**RECORDS SHOWN**
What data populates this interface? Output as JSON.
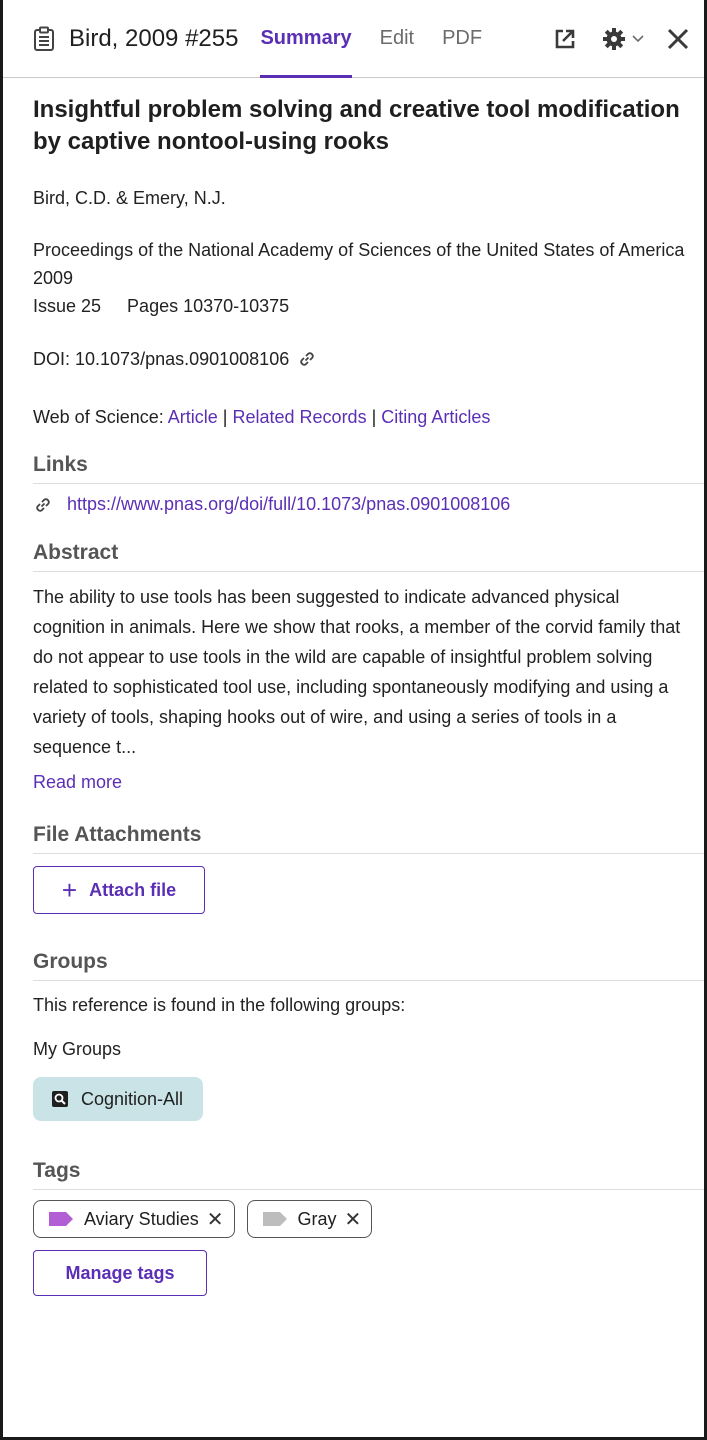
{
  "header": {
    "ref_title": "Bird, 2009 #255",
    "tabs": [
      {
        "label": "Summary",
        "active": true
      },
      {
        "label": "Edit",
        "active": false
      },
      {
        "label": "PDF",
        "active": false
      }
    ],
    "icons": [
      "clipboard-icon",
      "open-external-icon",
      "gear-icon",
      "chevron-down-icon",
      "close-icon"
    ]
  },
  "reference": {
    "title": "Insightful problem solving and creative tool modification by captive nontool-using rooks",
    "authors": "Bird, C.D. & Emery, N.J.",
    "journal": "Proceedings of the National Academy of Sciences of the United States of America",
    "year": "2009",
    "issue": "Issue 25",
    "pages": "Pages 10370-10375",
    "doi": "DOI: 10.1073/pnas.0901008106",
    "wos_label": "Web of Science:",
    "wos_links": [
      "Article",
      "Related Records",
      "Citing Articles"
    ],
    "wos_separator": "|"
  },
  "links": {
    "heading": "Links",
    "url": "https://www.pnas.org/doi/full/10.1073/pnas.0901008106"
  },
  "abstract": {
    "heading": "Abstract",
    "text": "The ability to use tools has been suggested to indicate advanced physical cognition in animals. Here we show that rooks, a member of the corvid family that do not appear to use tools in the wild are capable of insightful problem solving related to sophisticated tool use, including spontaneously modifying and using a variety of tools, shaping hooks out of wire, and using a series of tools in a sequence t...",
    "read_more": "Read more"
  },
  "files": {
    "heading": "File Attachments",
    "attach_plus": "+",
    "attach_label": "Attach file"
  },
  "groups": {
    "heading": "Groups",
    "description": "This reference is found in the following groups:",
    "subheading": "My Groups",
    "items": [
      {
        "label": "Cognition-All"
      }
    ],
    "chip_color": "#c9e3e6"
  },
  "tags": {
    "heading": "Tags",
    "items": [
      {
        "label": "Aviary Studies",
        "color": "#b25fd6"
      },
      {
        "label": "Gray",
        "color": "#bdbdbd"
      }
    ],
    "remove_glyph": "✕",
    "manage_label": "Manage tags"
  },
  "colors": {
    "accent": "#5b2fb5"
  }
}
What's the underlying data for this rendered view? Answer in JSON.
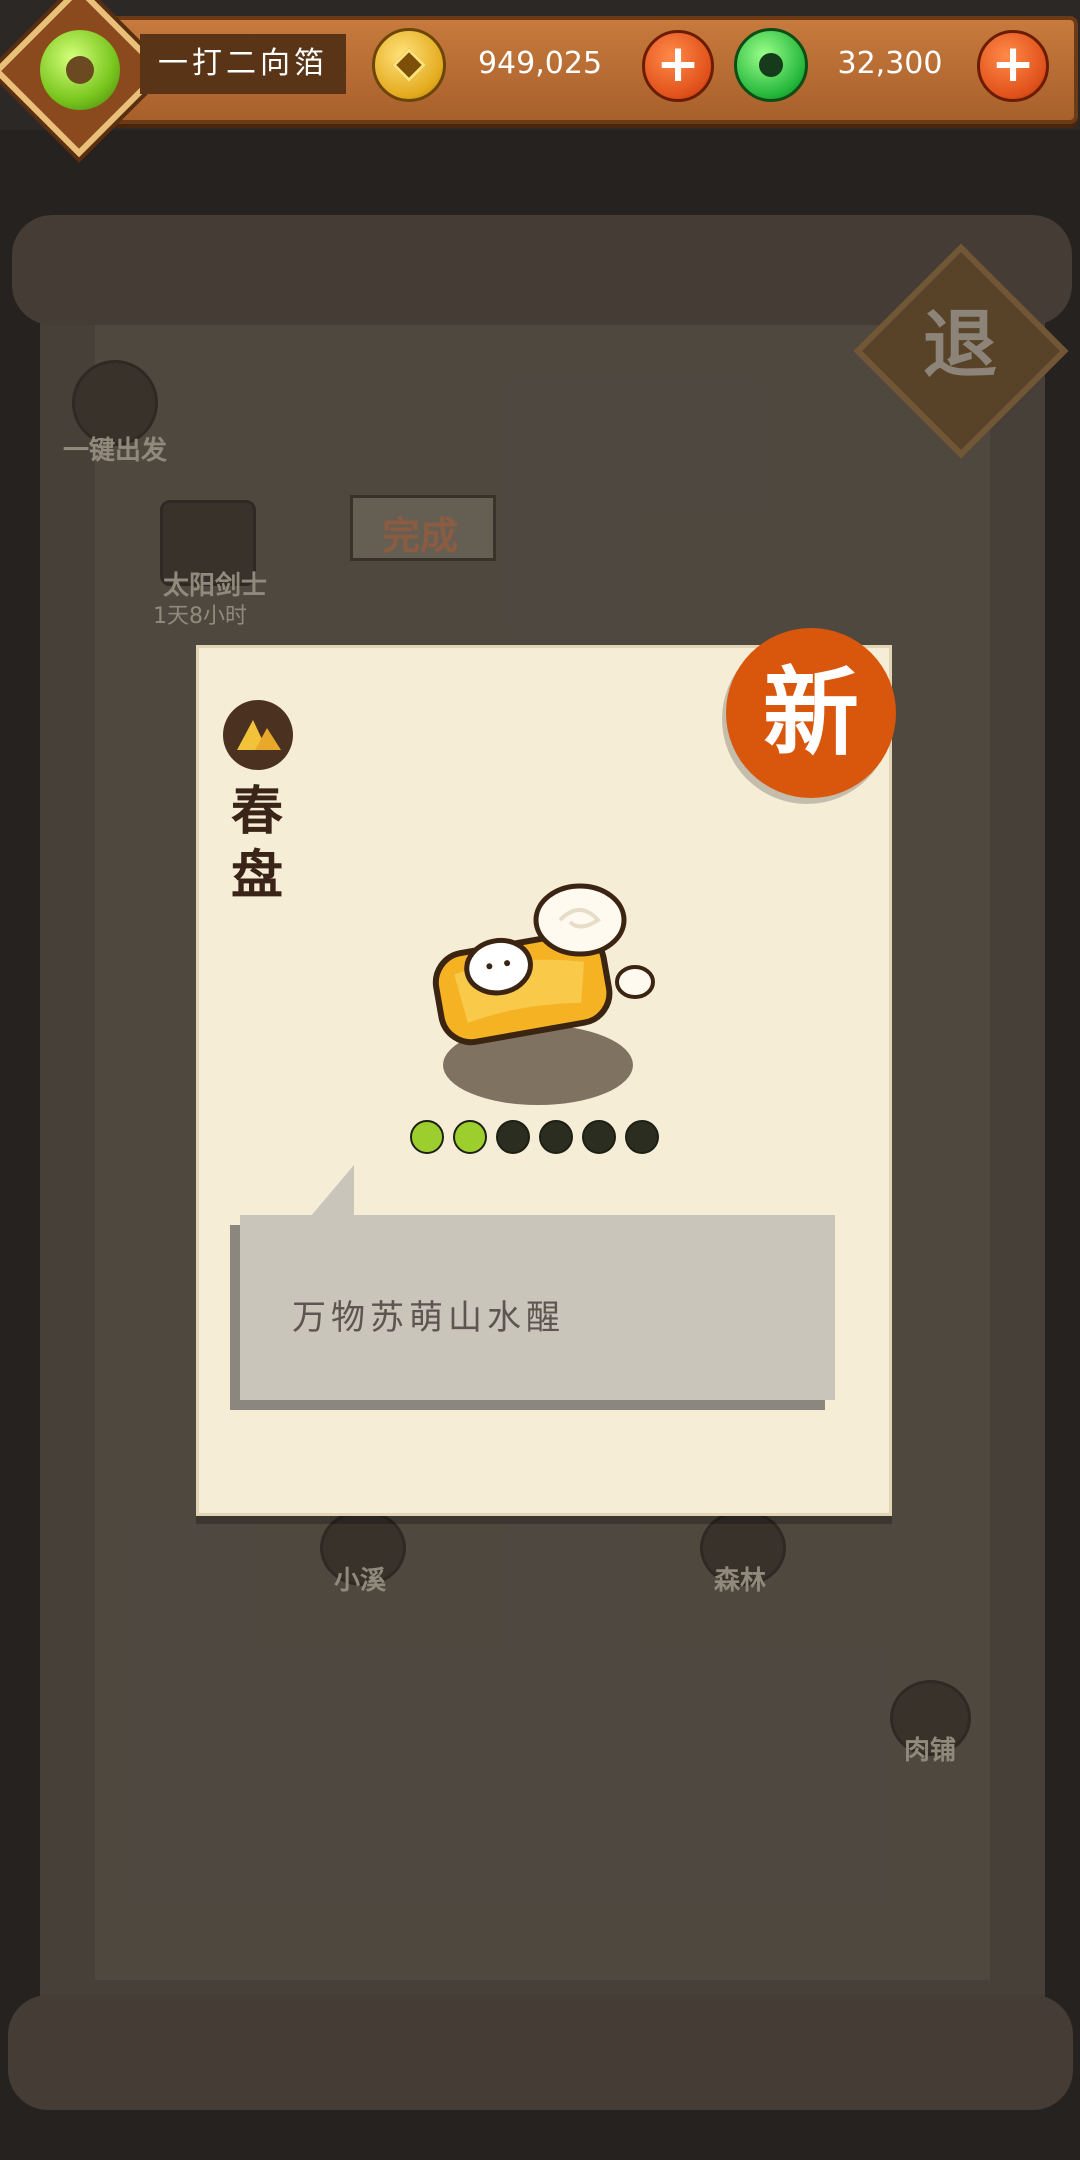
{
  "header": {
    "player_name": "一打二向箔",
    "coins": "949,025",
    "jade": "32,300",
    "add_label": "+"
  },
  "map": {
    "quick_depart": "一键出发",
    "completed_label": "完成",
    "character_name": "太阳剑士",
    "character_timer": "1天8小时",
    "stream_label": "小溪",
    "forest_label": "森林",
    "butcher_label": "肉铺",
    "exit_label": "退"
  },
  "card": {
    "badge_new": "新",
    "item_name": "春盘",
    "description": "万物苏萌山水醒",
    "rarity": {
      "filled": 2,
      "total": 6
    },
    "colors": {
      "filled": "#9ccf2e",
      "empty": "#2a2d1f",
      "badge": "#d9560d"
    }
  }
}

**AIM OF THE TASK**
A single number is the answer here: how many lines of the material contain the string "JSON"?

**EXERCISE OUTPUT**
2